New environmental regulations and market forces will be significant challenges for coal-fired generation in the Eastern Interconnection, a new study completed for the Eastern Interconnection States Planning Council (EISPC) concludes.
The report, written by ICF International examines various coal technologies in the context of demand for electricity, the diversity of resources, notably natural gas, and new environmental requirements. The report is intended to be a resource for future EISPC efforts. It includes a summary of ICF’s research exploring the incentives and disincentives faced by coal-fired generating resources. An accompanying white paper goes into further details on these issues.
ICF International submitted the report for consideration by EISPC and NARUC, supported with funding from the U.S. Department of Energy. EISPC consists of the State-level government agencies responsible for siting transmission across the 39 States, including the District of Columbia, within the Eastern Interconnection electricity system.
Noting that nearly 85 percent of the nation’s coal-fired resources are located within the Eastern Interconnection, the report concludes that the outlook for new coal-fired plants is uncertain because of a number of factors, including large capital investment and long lead time for developing new coal plants; shale gas development; new source performance standards for greenhouse gases; and commercial availability of CCS technology.

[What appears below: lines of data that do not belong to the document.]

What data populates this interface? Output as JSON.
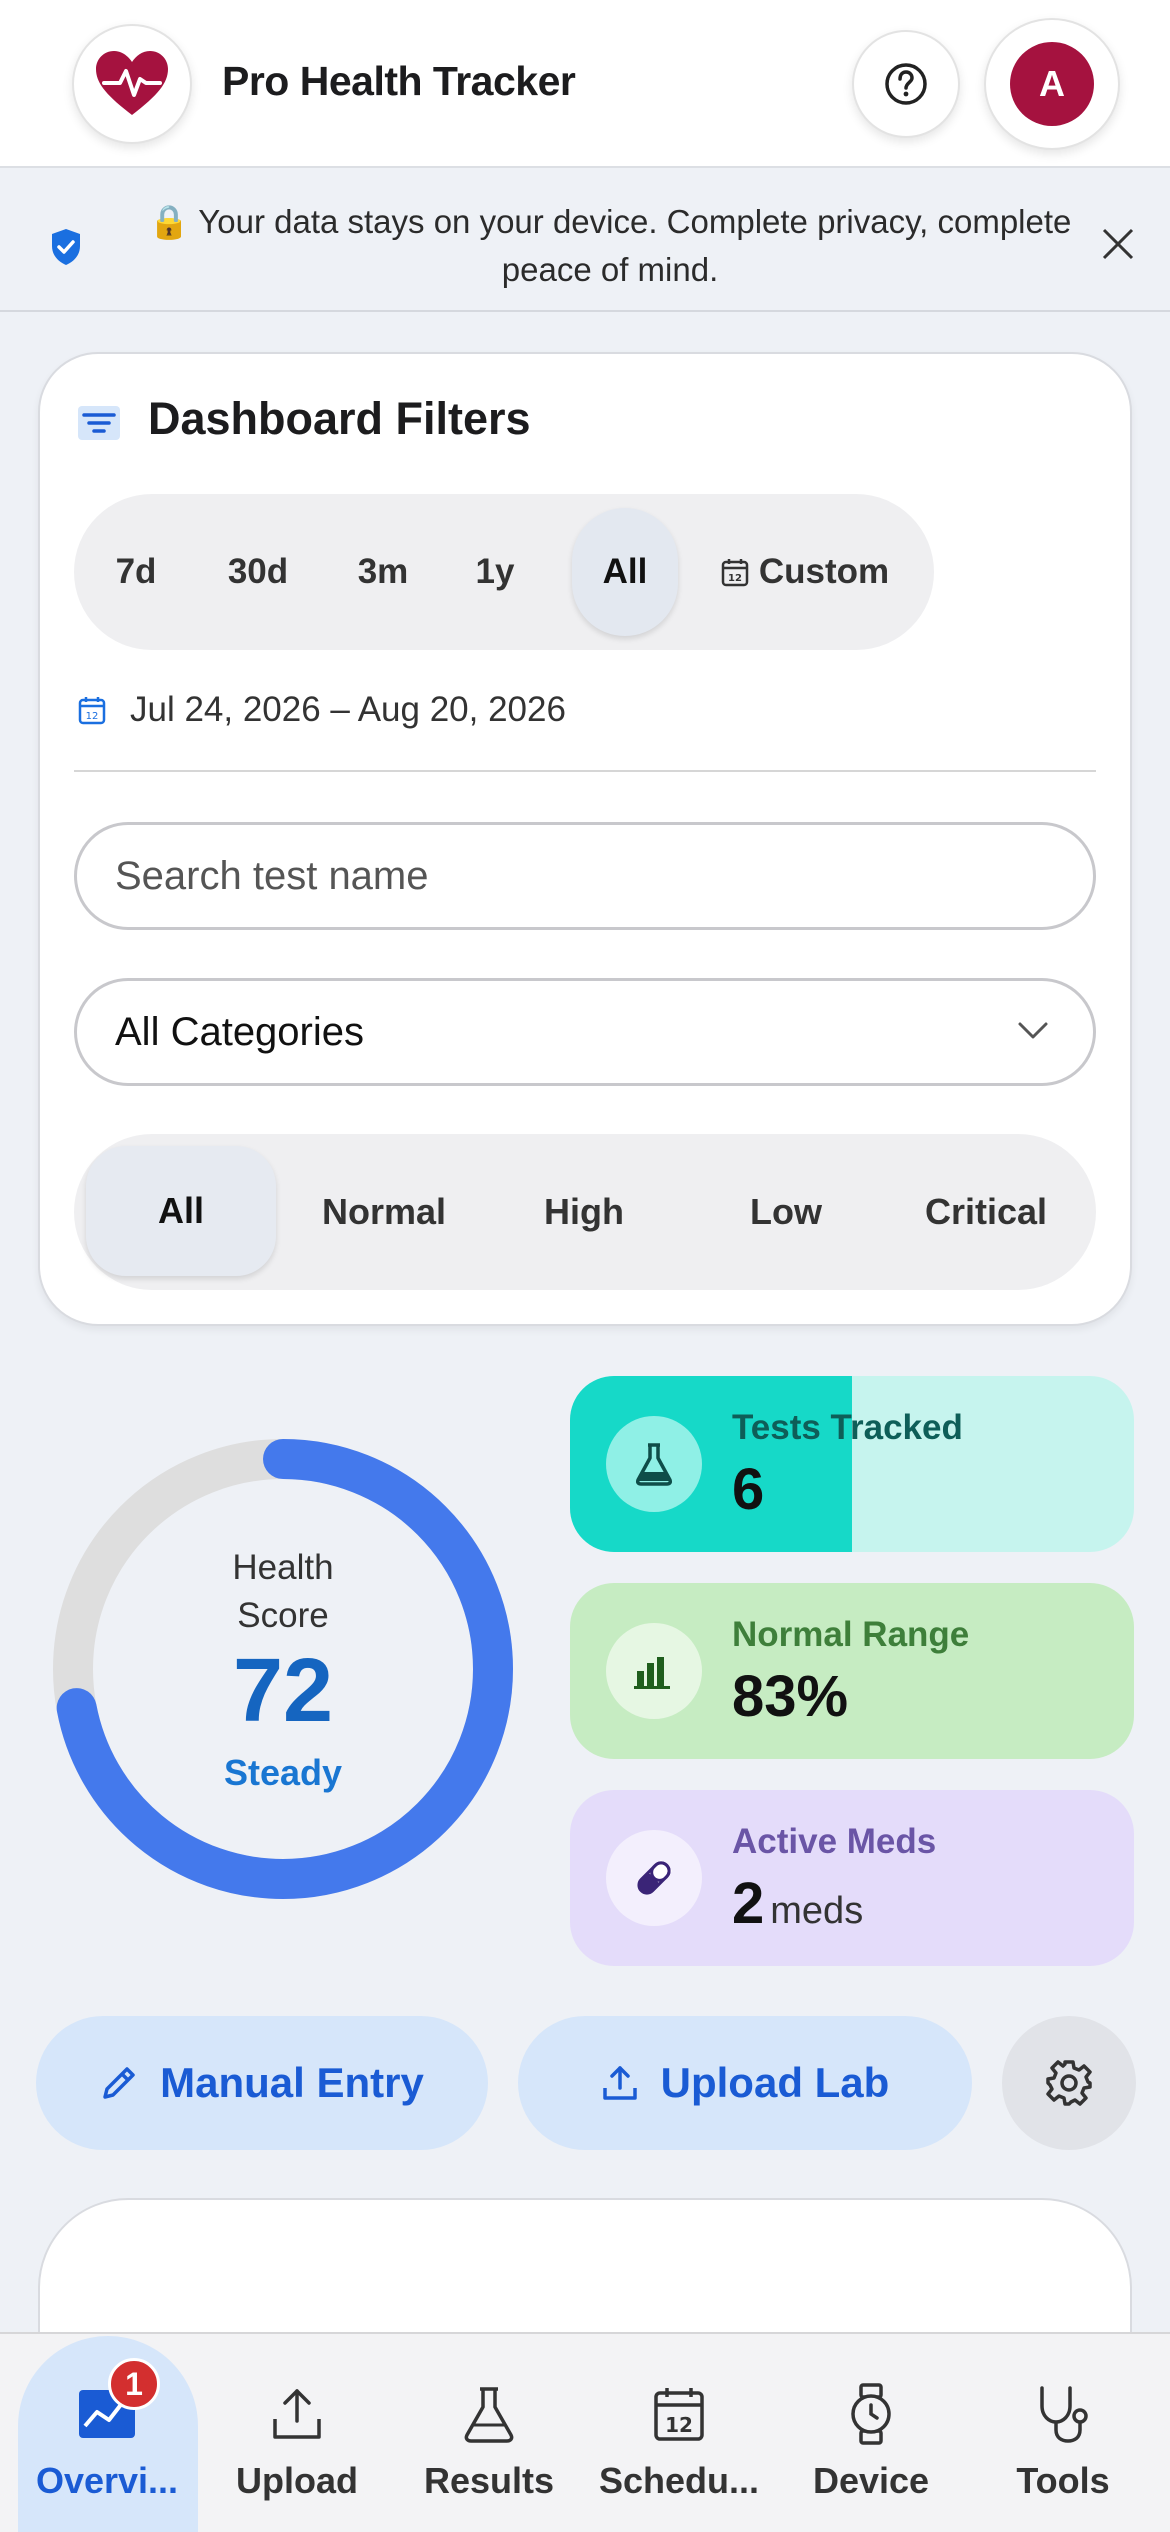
{
  "header": {
    "app_title": "Pro Health Tracker",
    "logo_icon": "heart-pulse-icon",
    "help_icon": "help-circle-icon",
    "avatar_initial": "A",
    "avatar_color": "#a5123f"
  },
  "banner": {
    "text": "🔒 Your data stays on your device. Complete privacy, complete peace of mind.",
    "shield_icon": "shield-check-icon",
    "close_icon": "close-icon"
  },
  "filters": {
    "title": "Dashboard Filters",
    "range_options": [
      "7d",
      "30d",
      "3m",
      "1y",
      "All",
      "Custom"
    ],
    "range_selected": "All",
    "date_range": "Jul 24, 2026 – Aug 20, 2026",
    "search_placeholder": "Search test name",
    "category_selected": "All Categories",
    "status_options": [
      "All",
      "Normal",
      "High",
      "Low",
      "Critical"
    ],
    "status_selected": "All"
  },
  "health_score": {
    "label_line1": "Health",
    "label_line2": "Score",
    "value": "72",
    "trend": "Steady",
    "progress_fraction": 0.72,
    "arc_color": "#4479ec"
  },
  "stats": [
    {
      "label": "Tests Tracked",
      "value": "6",
      "unit": "",
      "icon": "flask-icon",
      "fill_fraction": 0.5,
      "color": "#16d9c8"
    },
    {
      "label": "Normal Range",
      "value": "83%",
      "unit": "",
      "icon": "bar-chart-icon",
      "color": "#c6ecc2"
    },
    {
      "label": "Active Meds",
      "value": "2",
      "unit": "meds",
      "icon": "pill-icon",
      "color": "#e4dcfa"
    }
  ],
  "actions": {
    "manual_entry": "Manual Entry",
    "upload_lab": "Upload Lab",
    "settings_icon": "gear-icon"
  },
  "bottom_nav": {
    "items": [
      {
        "label": "Overvi...",
        "icon": "chart-line-icon"
      },
      {
        "label": "Upload",
        "icon": "upload-icon"
      },
      {
        "label": "Results",
        "icon": "flask-icon"
      },
      {
        "label": "Schedu...",
        "icon": "calendar-icon"
      },
      {
        "label": "Device",
        "icon": "watch-icon"
      },
      {
        "label": "Tools",
        "icon": "stethoscope-icon"
      }
    ],
    "badge_count": "1",
    "active_index": 0
  }
}
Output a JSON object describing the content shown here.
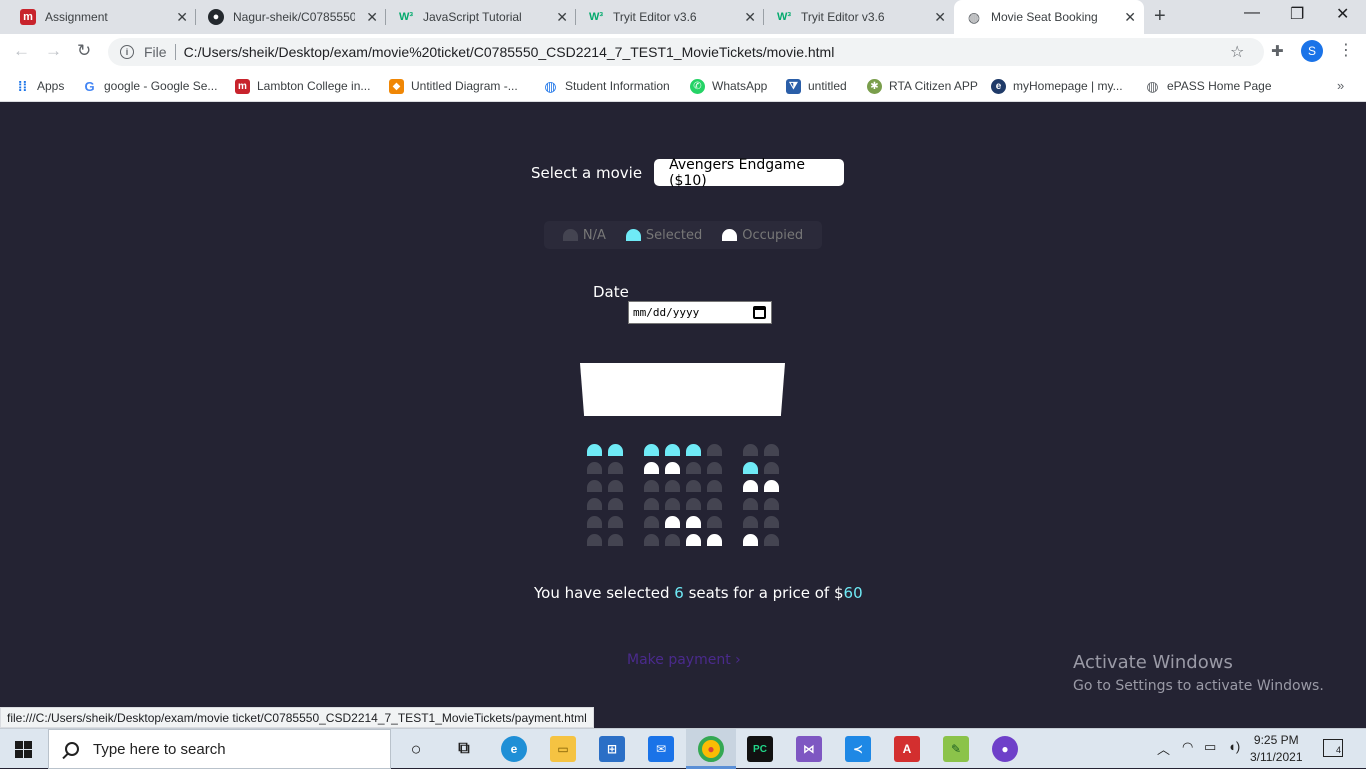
{
  "browser": {
    "tabs": [
      {
        "label": "Assignment",
        "icon": "m-logo-icon"
      },
      {
        "label": "Nagur-sheik/C0785550",
        "icon": "github-icon"
      },
      {
        "label": "JavaScript Tutorial",
        "icon": "w3schools-icon"
      },
      {
        "label": "Tryit Editor v3.6",
        "icon": "w3schools-icon"
      },
      {
        "label": "Tryit Editor v3.6",
        "icon": "w3schools-icon"
      },
      {
        "label": "Movie Seat Booking",
        "icon": "globe-icon",
        "active": true
      }
    ],
    "new_tab_symbol": "+",
    "window_controls": {
      "minimize": "—",
      "restore": "❐",
      "close": "✕"
    },
    "address": {
      "scheme_label": "File",
      "url": "C:/Users/sheik/Desktop/exam/movie%20ticket/C0785550_CSD2214_7_TEST1_MovieTickets/movie.html"
    },
    "profile_initial": "S",
    "bookmarks": [
      {
        "label": "Apps",
        "icon": "apps-grid-icon"
      },
      {
        "label": "google - Google Se...",
        "icon": "google-icon"
      },
      {
        "label": "Lambton College in...",
        "icon": "m-logo-icon"
      },
      {
        "label": "Untitled Diagram -...",
        "icon": "drawio-icon"
      },
      {
        "label": "Student Information",
        "icon": "globe-icon"
      },
      {
        "label": "WhatsApp",
        "icon": "whatsapp-icon"
      },
      {
        "label": "untitled",
        "icon": "vscode-icon"
      },
      {
        "label": "RTA Citizen APP",
        "icon": "emblem-icon"
      },
      {
        "label": "myHomepage | my...",
        "icon": "circle-e-icon"
      },
      {
        "label": "ePASS Home Page",
        "icon": "globe-icon"
      }
    ],
    "bookmarks_more": "»",
    "status_url": "file:///C:/Users/sheik/Desktop/exam/movie ticket/C0785550_CSD2214_7_TEST1_MovieTickets/payment.html"
  },
  "page": {
    "movie_label": "Select a movie",
    "movie_selected": "Avengers Endgame ($10)",
    "legend": [
      {
        "label": "N/A",
        "state": "na"
      },
      {
        "label": "Selected",
        "state": "selected"
      },
      {
        "label": "Occupied",
        "state": "occupied"
      }
    ],
    "date_label": "Date",
    "date_placeholder": "mm/dd/yyyy",
    "seat_rows": [
      [
        "s",
        "s",
        "s",
        "s",
        "s",
        "n",
        "n",
        "n"
      ],
      [
        "n",
        "n",
        "o",
        "o",
        "n",
        "n",
        "s",
        "n"
      ],
      [
        "n",
        "n",
        "n",
        "n",
        "n",
        "n",
        "o",
        "o"
      ],
      [
        "n",
        "n",
        "n",
        "n",
        "n",
        "n",
        "n",
        "n"
      ],
      [
        "n",
        "n",
        "n",
        "o",
        "o",
        "n",
        "n",
        "n"
      ],
      [
        "n",
        "n",
        "n",
        "n",
        "o",
        "o",
        "o",
        "n"
      ]
    ],
    "summary": {
      "prefix": "You have selected ",
      "count": "6",
      "middle": " seats for a price of $",
      "total": "60"
    },
    "payment_link": "Make payment ›"
  },
  "watermark": {
    "line1": "Activate Windows",
    "line2": "Go to Settings to activate Windows."
  },
  "taskbar": {
    "search_placeholder": "Type here to search",
    "apps": [
      "cortana-icon",
      "task-view-icon",
      "edge-icon",
      "file-explorer-icon",
      "store-icon",
      "mail-icon",
      "chrome-icon",
      "pycharm-icon",
      "visual-studio-icon",
      "vscode-icon",
      "acrobat-icon",
      "notepad-plus-icon",
      "github-desktop-icon"
    ],
    "time": "9:25 PM",
    "date": "3/11/2021",
    "notification_count": "4"
  },
  "colors": {
    "page_bg": "#242333",
    "seat_na": "#444451",
    "seat_selected": "#6feaf6",
    "seat_occupied": "#ffffff"
  }
}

Of these factors, the ICF report concludes that new environmental regulations and low gas prices are the two principal drivers of the current challenging environment for new and existing coal plants. More than 60 GW of coal capacity is expected to be shut down between 2010 and 2016 because power market prices will not support the required investment in control equipment. Although many states in the Eastern Interconnect have supported coal mining and CCS by providing incentives (tax credits, abatements, grants, inclusion in portfolio standards, etc.), these are not enough to overcome the headwinds posed by environmental regulations and low gas prices.